Former Tesco managing director Chris Bush informed the court he would not be giving evidence during a trial into the 2014 accounting scandal.
Bush stands accused of failing to correct inaccurate financial accounts, which overstated Tesco’s earnings by £326 million. It is thought to have cost the retailer £2 billion.
Southwark Crown Court’s Judge Deborah Taylor asked Bush’s barrister Adrian Darbishire QC if his client was aware the jury may draw inferences from his decision not to provide evidence, to which he reinstated that he would not be calling Bush.
Numerous character statements were given in place of the evidence, in which his daughter Emily stated in her experience he had always been “honest and straightforward”.
Alongside Bush, Tesco’s former finance chief Carl Rogberg and former food commercial head John Scouler are on trial for fraud charges. All three deny the charges.
Last month Tesco’s chief executive Dave Lewis, who took on the role just three weeks before the scandal broke, told the court he had been presented with a Legacy Paper on September 19 which explained that there was a multi-million-pound hole in the accounts.
“I think the thing that was unique to this paper was the indication that the numbers that had been declared had a potential misstatement within them,” he said.
“I had never experienced anything like this before, but it was quite clear that having read the paper, and the manner in which it was served, I felt that it had to be taken very seriously.
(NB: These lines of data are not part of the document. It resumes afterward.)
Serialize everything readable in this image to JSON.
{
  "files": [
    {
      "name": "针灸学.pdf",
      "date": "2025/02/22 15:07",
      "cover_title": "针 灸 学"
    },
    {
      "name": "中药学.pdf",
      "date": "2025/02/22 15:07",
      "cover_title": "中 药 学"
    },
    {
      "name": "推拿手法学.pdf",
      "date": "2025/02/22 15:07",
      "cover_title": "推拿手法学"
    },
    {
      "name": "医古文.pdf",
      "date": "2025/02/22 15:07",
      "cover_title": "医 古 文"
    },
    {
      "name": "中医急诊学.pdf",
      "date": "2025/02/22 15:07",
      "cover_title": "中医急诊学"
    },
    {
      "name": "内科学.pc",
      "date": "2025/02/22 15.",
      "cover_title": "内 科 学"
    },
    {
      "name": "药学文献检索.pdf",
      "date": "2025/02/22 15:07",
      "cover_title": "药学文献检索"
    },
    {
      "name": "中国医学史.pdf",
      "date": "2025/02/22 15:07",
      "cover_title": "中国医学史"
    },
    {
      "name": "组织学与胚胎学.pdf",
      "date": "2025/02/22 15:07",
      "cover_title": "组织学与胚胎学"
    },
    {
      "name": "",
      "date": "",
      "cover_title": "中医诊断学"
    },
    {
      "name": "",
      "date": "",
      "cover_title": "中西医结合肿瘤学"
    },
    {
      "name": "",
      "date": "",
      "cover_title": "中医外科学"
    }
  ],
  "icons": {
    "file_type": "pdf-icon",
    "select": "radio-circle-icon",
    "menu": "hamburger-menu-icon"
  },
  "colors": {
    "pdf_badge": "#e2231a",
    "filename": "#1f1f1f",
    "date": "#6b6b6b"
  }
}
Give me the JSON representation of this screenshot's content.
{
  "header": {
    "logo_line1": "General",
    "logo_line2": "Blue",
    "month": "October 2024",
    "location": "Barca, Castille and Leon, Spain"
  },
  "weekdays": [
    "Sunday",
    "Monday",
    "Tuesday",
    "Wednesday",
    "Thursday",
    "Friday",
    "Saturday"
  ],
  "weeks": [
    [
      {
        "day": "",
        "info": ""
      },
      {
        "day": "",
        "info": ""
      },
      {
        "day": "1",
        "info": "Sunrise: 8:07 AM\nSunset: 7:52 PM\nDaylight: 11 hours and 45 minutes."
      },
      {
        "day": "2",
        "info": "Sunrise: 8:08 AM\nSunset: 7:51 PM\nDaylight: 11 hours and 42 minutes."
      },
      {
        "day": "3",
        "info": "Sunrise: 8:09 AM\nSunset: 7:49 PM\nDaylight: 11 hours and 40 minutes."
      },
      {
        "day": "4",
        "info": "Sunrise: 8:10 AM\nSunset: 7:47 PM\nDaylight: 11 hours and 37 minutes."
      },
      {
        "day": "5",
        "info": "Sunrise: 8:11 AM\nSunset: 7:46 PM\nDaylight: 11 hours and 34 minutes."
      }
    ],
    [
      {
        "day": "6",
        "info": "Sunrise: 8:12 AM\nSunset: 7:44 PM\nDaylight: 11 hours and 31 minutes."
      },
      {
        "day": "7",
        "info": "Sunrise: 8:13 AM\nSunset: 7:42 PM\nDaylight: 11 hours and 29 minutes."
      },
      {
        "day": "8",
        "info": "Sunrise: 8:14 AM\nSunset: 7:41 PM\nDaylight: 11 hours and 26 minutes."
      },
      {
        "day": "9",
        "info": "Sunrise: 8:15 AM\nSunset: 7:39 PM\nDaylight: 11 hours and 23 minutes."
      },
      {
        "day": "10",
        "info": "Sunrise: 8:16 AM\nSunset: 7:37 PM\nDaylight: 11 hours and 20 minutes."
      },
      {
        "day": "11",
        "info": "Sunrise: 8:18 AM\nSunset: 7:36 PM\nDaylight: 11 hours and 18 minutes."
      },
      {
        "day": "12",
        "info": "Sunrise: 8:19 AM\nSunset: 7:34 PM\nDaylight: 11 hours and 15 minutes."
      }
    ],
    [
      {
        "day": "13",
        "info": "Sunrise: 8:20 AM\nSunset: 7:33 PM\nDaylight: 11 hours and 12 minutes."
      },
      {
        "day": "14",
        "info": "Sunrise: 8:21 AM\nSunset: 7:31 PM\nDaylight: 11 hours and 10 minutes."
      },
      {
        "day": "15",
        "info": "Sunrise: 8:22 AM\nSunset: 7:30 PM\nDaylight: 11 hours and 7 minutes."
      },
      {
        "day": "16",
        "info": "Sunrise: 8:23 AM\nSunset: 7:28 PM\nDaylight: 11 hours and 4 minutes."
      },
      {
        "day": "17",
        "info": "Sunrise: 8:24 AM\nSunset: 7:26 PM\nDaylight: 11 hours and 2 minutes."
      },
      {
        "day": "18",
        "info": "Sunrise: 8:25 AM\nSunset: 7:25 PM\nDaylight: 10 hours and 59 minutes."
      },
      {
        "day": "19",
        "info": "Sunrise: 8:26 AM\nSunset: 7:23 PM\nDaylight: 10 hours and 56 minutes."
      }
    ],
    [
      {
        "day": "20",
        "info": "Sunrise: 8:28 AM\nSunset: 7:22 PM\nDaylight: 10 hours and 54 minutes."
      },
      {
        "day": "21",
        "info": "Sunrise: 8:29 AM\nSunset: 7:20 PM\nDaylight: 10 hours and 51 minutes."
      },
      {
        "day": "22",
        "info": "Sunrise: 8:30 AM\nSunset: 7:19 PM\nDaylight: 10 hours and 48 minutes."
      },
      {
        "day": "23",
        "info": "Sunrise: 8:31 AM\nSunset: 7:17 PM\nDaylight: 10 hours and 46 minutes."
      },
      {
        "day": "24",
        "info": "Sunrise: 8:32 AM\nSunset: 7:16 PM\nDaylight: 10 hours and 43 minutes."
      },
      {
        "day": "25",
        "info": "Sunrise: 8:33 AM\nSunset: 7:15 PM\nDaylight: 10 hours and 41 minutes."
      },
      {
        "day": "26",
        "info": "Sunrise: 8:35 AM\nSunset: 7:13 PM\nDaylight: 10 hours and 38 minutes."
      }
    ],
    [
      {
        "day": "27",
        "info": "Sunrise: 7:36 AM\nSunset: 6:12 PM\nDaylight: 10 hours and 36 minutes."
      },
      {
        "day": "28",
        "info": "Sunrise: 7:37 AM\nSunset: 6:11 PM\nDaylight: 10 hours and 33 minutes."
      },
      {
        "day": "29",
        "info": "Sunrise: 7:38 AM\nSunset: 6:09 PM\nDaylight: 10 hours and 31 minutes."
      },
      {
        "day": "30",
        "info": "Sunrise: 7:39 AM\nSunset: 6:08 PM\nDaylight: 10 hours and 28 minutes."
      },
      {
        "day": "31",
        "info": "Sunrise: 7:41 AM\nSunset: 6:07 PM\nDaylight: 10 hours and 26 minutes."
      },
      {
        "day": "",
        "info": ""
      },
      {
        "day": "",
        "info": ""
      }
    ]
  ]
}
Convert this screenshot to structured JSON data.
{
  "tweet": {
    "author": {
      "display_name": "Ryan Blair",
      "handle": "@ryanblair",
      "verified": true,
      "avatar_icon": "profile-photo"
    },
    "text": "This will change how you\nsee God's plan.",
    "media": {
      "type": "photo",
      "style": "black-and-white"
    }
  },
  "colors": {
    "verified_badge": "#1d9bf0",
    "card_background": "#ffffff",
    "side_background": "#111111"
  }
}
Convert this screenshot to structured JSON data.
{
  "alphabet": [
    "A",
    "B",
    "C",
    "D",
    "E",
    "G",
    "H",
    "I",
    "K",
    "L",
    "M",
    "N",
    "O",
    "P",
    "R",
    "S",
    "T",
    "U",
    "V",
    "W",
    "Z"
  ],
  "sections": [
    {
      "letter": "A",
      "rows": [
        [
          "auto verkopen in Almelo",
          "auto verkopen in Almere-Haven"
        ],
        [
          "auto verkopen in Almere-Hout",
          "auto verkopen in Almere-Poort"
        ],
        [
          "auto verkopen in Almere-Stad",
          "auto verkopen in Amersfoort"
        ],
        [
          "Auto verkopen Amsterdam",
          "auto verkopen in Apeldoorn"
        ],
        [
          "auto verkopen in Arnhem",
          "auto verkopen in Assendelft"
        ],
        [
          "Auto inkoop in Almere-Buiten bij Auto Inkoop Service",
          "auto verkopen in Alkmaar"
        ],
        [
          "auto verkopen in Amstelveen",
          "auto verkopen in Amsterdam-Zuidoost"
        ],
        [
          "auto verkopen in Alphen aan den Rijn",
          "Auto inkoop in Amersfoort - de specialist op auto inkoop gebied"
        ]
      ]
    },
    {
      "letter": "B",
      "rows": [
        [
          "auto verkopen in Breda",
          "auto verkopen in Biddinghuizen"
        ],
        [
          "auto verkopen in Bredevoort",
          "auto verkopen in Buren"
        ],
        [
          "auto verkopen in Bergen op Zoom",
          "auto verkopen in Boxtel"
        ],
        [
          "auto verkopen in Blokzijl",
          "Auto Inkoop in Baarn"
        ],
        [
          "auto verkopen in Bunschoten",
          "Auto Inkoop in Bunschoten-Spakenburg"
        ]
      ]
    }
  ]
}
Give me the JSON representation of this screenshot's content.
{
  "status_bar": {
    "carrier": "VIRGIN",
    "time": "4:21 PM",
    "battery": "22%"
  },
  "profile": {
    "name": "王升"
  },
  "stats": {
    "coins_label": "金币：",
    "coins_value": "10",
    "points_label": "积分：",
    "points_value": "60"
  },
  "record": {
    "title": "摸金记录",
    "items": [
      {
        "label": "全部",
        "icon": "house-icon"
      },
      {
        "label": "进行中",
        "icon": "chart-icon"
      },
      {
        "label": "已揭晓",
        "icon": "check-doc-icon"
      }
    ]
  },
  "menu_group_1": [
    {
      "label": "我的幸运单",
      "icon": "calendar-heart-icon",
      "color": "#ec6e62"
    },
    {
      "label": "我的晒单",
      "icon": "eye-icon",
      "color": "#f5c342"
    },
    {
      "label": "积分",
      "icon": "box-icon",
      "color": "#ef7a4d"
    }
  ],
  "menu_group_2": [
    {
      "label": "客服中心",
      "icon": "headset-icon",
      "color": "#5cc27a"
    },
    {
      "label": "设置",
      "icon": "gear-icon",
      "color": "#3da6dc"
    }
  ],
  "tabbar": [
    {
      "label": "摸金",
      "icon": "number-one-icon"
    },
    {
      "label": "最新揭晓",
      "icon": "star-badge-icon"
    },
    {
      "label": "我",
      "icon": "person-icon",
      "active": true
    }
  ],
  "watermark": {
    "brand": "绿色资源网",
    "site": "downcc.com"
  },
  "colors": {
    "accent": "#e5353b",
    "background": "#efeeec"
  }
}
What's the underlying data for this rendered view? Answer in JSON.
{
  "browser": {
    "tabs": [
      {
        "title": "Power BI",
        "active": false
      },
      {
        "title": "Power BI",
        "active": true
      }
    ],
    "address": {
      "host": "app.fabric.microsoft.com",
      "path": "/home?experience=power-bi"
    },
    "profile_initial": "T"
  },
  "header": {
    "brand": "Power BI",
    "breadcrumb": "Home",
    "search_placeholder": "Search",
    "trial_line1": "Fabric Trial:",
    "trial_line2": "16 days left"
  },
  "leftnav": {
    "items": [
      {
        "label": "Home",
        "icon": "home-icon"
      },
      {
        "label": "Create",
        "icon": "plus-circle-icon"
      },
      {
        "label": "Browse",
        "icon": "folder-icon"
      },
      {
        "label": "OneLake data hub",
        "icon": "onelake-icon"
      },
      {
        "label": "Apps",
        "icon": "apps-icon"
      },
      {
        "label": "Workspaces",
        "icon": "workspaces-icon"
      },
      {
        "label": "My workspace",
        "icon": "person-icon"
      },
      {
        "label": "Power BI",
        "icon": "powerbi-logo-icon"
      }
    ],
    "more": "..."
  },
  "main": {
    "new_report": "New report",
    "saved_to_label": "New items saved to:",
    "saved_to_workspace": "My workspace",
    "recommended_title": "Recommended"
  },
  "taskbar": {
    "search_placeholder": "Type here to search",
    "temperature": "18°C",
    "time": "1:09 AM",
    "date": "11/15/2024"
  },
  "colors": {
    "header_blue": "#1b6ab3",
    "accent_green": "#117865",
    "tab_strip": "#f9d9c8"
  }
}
“It required a huge amount of review of paperwork, documentation between pretty much all of the suppliers to Tesco and the different categories in order to validate the number. So that was quite an extensive exercise.”